But under the current eligibility rules, established two years after James went pro, players need to be 19 before they can enter the NBA. For most young players, that usually translates to at least a year playing without pay in college.
Even though it didn't affect him directly as a player, James is not a fan of the system. His two sons — LeBron Jr., 13, and Bryce, 10 — are standout basketball players, and James doesn't sound too happy about the idea of them playing for a league he thinks is "corrupt."
"I'm not a fan of the NCAA," James said Tuesday at the Cavaliers' shootout. "I love watching March Madness. I think that's incredible. I'm not a fan of how the kids don't benefit from none of this, so it's kind of a fine line and I've got a couple boys that could be headed in that direction, so there's going to be some decisions that we as a family have to make. But I know as the NBA, we have to figure out a way that we can shore up our farm league and if kids feel like they don't want to be a part of that NCAA program, then we have something here for them to be able to jump back on and not have to worry about going overseas all the time, I guess. ...
"The NCAA is corrupt. We know that. Sorry, it's going to make headlines, but it's corrupt."
Yahoo Sports first reported Friday that documents under a court protective order connect more than 25 players and 20 schools to alleged payments that could violate NCAA rules. That news came as the NCAA already was reeling from a bribery and corruption case that resulted in the firing of four major-college assistant coaches since the offseason.
"I don't know if there's any fixing the NCAA. I don't think there is," James said Tuesday. "It's what's been going on for many, many, many, many years. I don't know how you can fix it. I don't see how you can fix it."
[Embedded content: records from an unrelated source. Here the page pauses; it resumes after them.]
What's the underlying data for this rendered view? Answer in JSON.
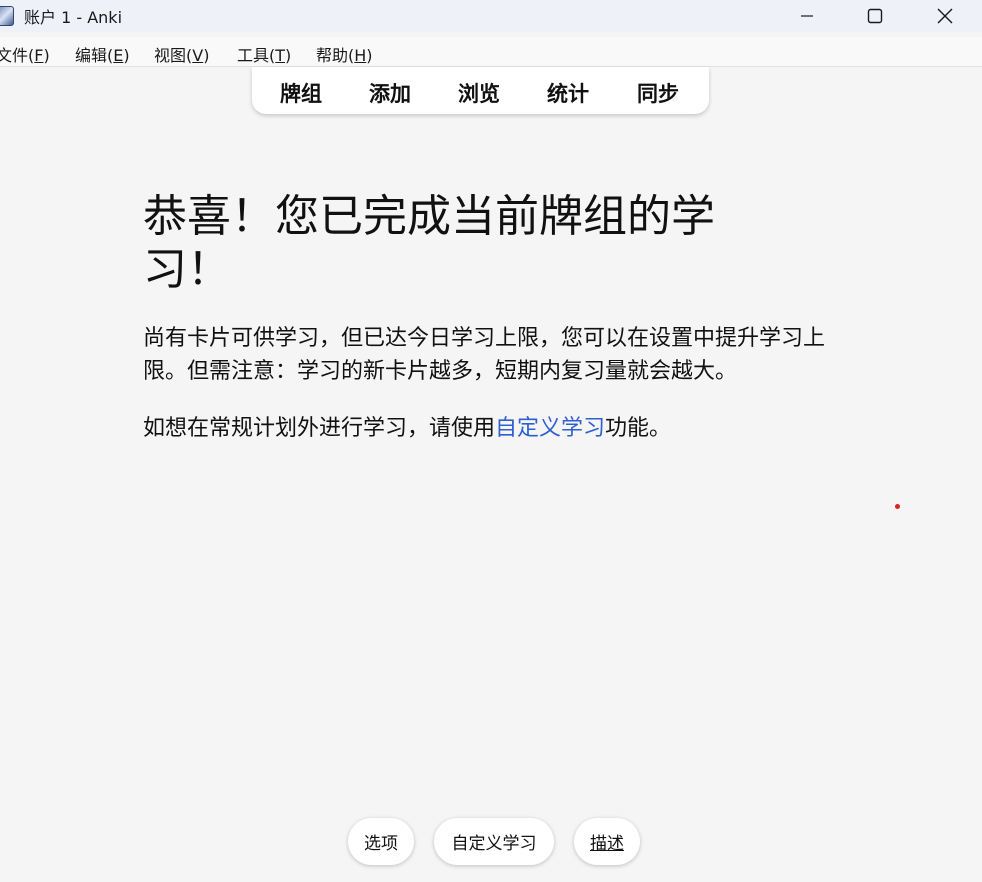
{
  "window": {
    "title": "账户 1 - Anki",
    "app_icon": "anki-icon",
    "controls": {
      "minimize": "minimize-icon",
      "maximize": "maximize-icon",
      "close": "close-icon"
    }
  },
  "menubar": {
    "items": [
      {
        "label": "文件(",
        "key": "F",
        "tail": ")"
      },
      {
        "label": "编辑(",
        "key": "E",
        "tail": ")"
      },
      {
        "label": "视图(",
        "key": "V",
        "tail": ")"
      },
      {
        "label": "工具(",
        "key": "T",
        "tail": ")"
      },
      {
        "label": "帮助(",
        "key": "H",
        "tail": ")"
      }
    ]
  },
  "toolbar": {
    "decks": "牌组",
    "add": "添加",
    "browse": "浏览",
    "stats": "统计",
    "sync": "同步"
  },
  "main": {
    "title": "恭喜！您已完成当前牌组的学习！",
    "paragraph1": "尚有卡片可供学习，但已达今日学习上限，您可以在设置中提升学习上限。但需注意：学习的新卡片越多，短期内复习量就会越大。",
    "paragraph2_before": "如想在常规计划外进行学习，请使用",
    "paragraph2_link": "自定义学习",
    "paragraph2_after": "功能。"
  },
  "bottom_buttons": {
    "options": "选项",
    "custom_study": "自定义学习",
    "describe": "描述"
  },
  "colors": {
    "link": "#2f5fd0",
    "background": "#f5f5f5",
    "titlebar": "#eef1f8",
    "marker_dot": "#e0201b"
  }
}
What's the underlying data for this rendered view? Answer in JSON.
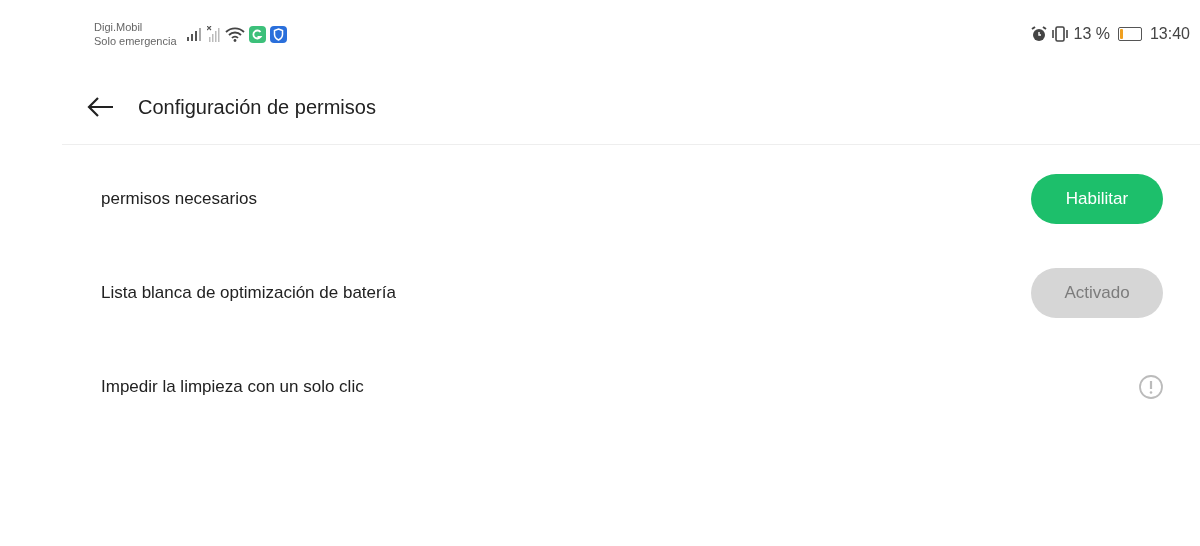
{
  "status_bar": {
    "carrier": "Digi.Mobil",
    "carrier_status": "Solo emergencia",
    "battery_percent": "13 %",
    "time": "13:40"
  },
  "header": {
    "title": "Configuración de permisos"
  },
  "rows": [
    {
      "label": "permisos necesarios",
      "kind": "button",
      "button_label": "Habilitar",
      "disabled": false
    },
    {
      "label": "Lista blanca de optimización de batería",
      "kind": "button",
      "button_label": "Activado",
      "disabled": true
    },
    {
      "label": "Impedir la limpieza con un solo clic",
      "kind": "info"
    }
  ]
}
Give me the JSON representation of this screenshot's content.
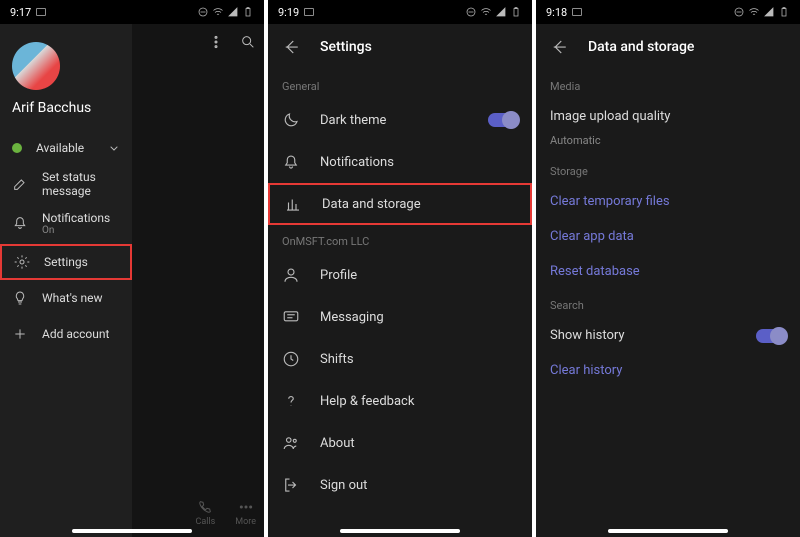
{
  "screen1": {
    "time": "9:17",
    "username": "Arif Bacchus",
    "status": "Available",
    "items": {
      "setStatus": "Set status message",
      "notifications": "Notifications",
      "notificationsSub": "On",
      "settings": "Settings",
      "whatsNew": "What's new",
      "addAccount": "Add account"
    },
    "bottom": {
      "calls": "Calls",
      "more": "More"
    }
  },
  "screen2": {
    "time": "9:19",
    "title": "Settings",
    "sections": {
      "general": "General",
      "org": "OnMSFT.com LLC"
    },
    "items": {
      "darkTheme": "Dark theme",
      "notifications": "Notifications",
      "dataStorage": "Data and storage",
      "profile": "Profile",
      "messaging": "Messaging",
      "shifts": "Shifts",
      "help": "Help & feedback",
      "about": "About",
      "signOut": "Sign out"
    }
  },
  "screen3": {
    "time": "9:18",
    "title": "Data and storage",
    "sections": {
      "media": "Media",
      "storage": "Storage",
      "search": "Search"
    },
    "items": {
      "uploadQuality": "Image upload quality",
      "uploadQualitySub": "Automatic",
      "clearTemp": "Clear temporary files",
      "clearAppData": "Clear app data",
      "resetDb": "Reset database",
      "showHistory": "Show history",
      "clearHistory": "Clear history"
    }
  }
}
He stated: "Obviously, I've never been a part of it, so I don't know all the ins and outs about it. I don't know all the rules and regulations about it, but I do know what five-star athletes bring to a campus, both in basketball and football. I know how much these college coaches get paid. I know how much these colleges are gaining off these kids. ... I've always heard the narrative that they get a free education, but you guys are not bringing me on campus to get an education; you guys are bringing me on it to help you get to a Final Four or to a national championship, so it's just a weird thing."
James said a possible solution might involve the NBA's developmental G League.
"I know for us as an NBA, we have to shore up our G League, continue to expand our G League," he said. "I just looked at it like the farm league, like in baseball, or you look at pros overseas. Some of those guys get signed at 14, but they get put into this farm system where they're able to grow and be around other professionals for three or four years. Then, when they're ready they hit the national team, or when they're ready, they become a pro. So I think us, we have to kind of really figure that out, how we can do that."
Times staff writer Nathan Fenno contributed to this report.